Data:
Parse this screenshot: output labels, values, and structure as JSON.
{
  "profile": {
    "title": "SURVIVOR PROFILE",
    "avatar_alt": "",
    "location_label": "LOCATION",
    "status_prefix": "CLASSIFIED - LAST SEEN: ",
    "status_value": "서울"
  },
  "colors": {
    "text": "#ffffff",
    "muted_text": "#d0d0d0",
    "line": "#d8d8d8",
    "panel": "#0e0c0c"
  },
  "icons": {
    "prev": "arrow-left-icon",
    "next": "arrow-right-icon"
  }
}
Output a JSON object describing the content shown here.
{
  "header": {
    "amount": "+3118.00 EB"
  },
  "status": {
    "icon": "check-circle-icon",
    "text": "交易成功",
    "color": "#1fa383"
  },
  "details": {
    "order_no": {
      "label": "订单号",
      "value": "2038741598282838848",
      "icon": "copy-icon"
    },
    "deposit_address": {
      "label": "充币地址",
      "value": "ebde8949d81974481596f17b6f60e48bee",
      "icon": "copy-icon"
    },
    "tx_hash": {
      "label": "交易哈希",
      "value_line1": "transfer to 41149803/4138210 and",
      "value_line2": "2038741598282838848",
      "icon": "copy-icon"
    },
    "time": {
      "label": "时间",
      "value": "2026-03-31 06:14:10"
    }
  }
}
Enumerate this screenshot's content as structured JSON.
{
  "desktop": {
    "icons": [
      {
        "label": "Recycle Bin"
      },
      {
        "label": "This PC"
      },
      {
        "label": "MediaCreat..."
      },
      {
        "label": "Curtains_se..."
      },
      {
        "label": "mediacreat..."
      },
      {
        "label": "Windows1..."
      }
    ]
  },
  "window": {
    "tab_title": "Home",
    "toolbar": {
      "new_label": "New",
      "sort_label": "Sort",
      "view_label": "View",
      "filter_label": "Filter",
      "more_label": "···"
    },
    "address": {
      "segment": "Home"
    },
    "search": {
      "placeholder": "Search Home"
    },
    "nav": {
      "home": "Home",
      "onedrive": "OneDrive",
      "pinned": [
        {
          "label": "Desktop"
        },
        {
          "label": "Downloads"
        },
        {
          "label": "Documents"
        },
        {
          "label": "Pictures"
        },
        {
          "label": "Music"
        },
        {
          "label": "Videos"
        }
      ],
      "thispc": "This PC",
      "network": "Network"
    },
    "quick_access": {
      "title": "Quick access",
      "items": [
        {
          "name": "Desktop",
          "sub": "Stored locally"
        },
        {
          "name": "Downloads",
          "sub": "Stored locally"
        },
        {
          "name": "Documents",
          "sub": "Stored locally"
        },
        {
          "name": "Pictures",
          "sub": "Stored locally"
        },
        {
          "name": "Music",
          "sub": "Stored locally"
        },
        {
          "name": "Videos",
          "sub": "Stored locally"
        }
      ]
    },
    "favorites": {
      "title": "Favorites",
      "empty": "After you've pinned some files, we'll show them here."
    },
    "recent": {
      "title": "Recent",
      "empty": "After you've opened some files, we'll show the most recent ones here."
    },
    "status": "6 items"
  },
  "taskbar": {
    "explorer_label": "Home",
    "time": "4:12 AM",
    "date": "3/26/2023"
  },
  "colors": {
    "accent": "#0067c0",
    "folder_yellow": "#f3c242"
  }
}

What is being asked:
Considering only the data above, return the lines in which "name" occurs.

Finished exercise:
          "name": "Desktop",
          "name": "Downloads",
          "name": "Documents",
          "name": "Pictures",
          "name": "Music",
          "name": "Videos",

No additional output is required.